▶ [TASK REQUIREMENTS] Please return every line of the records that contains the word "screenshot".

- - -

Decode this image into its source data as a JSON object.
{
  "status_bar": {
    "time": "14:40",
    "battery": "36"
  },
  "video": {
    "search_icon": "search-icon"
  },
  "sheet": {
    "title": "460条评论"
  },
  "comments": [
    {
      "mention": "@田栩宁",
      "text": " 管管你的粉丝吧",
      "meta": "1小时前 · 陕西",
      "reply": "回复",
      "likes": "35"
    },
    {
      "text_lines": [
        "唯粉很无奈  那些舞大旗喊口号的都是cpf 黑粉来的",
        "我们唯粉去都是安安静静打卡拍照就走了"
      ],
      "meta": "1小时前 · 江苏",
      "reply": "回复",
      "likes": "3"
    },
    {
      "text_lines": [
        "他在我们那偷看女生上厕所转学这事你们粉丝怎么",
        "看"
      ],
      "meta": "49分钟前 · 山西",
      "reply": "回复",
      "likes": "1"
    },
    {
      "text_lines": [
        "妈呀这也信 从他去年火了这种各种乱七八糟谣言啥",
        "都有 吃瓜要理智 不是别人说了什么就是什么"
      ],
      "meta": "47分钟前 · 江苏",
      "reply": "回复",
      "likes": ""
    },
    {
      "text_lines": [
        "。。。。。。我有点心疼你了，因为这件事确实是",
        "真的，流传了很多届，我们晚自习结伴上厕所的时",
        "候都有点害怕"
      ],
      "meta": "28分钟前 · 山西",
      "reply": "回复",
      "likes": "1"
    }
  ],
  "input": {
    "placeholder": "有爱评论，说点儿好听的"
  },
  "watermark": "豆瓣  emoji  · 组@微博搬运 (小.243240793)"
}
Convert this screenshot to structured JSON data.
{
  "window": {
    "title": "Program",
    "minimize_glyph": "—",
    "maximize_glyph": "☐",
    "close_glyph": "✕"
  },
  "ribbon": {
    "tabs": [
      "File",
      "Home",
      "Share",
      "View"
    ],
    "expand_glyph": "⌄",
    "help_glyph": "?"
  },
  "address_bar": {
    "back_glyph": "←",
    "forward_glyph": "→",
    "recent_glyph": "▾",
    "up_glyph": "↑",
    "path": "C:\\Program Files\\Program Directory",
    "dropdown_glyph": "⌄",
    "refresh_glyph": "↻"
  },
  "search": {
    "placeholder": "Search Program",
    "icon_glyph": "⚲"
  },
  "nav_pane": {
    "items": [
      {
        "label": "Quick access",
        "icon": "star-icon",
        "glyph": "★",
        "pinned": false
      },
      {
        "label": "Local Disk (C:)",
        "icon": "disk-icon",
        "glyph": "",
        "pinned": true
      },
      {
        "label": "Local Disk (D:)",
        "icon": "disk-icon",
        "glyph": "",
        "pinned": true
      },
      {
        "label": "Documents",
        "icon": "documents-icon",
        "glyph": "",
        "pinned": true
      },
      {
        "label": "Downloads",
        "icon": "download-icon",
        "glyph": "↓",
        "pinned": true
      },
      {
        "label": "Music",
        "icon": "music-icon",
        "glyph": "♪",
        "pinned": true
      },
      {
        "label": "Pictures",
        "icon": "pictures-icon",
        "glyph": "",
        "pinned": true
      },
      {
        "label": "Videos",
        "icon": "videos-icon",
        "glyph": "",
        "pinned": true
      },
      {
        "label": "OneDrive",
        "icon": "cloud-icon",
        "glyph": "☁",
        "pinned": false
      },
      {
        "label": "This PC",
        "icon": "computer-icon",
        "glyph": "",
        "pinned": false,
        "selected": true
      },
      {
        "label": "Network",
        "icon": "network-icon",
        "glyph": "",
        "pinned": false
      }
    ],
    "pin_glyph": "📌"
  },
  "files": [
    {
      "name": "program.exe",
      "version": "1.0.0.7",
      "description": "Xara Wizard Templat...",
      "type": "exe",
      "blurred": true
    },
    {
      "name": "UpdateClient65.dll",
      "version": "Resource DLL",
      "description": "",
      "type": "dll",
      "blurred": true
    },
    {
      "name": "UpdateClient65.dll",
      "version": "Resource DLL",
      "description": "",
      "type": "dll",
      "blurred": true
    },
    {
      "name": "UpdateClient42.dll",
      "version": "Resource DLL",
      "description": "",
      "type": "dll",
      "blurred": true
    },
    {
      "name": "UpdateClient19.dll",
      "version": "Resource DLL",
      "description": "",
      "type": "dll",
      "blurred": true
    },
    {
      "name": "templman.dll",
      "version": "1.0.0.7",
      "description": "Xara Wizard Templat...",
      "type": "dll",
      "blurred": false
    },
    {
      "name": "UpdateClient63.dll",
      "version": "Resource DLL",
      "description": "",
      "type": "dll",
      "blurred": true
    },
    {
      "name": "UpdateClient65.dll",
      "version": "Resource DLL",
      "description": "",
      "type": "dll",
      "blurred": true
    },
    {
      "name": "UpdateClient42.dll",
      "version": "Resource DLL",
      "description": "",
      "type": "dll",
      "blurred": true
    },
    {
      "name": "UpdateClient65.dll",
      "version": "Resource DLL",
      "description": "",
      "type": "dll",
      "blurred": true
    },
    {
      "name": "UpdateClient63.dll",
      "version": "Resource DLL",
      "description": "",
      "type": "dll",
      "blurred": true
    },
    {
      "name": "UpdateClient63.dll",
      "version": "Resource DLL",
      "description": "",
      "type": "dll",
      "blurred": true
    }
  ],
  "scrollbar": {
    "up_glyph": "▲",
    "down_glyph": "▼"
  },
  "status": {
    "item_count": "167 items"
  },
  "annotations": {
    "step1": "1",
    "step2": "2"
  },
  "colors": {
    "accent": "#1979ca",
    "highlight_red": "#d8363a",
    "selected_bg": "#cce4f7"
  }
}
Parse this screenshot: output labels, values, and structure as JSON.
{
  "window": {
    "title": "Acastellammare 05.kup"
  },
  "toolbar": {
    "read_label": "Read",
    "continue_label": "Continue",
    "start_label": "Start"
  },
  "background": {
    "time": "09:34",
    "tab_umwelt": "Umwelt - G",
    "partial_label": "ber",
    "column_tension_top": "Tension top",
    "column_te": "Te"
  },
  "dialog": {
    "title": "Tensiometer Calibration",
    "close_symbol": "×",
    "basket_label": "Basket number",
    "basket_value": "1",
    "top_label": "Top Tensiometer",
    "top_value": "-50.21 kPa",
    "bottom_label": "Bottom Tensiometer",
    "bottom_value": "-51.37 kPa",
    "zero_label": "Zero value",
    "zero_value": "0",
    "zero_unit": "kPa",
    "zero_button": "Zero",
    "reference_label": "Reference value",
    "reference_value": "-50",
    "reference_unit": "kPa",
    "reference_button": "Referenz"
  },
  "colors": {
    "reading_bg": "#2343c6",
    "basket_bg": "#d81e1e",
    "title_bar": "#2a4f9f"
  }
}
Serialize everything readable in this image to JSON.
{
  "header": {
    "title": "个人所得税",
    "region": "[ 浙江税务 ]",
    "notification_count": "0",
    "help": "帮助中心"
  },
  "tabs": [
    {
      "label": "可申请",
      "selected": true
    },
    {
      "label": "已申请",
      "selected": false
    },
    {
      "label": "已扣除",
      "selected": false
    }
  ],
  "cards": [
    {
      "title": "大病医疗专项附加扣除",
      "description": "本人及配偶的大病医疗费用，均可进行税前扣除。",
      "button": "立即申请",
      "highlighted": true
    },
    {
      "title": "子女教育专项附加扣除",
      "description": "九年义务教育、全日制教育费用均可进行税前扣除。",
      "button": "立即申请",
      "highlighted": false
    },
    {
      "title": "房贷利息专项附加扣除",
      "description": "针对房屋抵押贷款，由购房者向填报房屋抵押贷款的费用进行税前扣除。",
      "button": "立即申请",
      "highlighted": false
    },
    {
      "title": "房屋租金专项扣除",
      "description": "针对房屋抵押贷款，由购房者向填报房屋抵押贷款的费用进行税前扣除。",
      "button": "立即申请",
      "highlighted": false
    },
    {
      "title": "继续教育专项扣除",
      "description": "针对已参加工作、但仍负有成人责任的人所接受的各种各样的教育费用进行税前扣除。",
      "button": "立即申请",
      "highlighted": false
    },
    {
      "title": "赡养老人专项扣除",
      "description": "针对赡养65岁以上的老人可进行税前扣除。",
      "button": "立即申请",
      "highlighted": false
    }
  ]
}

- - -

▶ [ANSWER SECTION]
Convert this screenshot to structured JSON data.
Parse this screenshot: output labels, values, and structure as JSON.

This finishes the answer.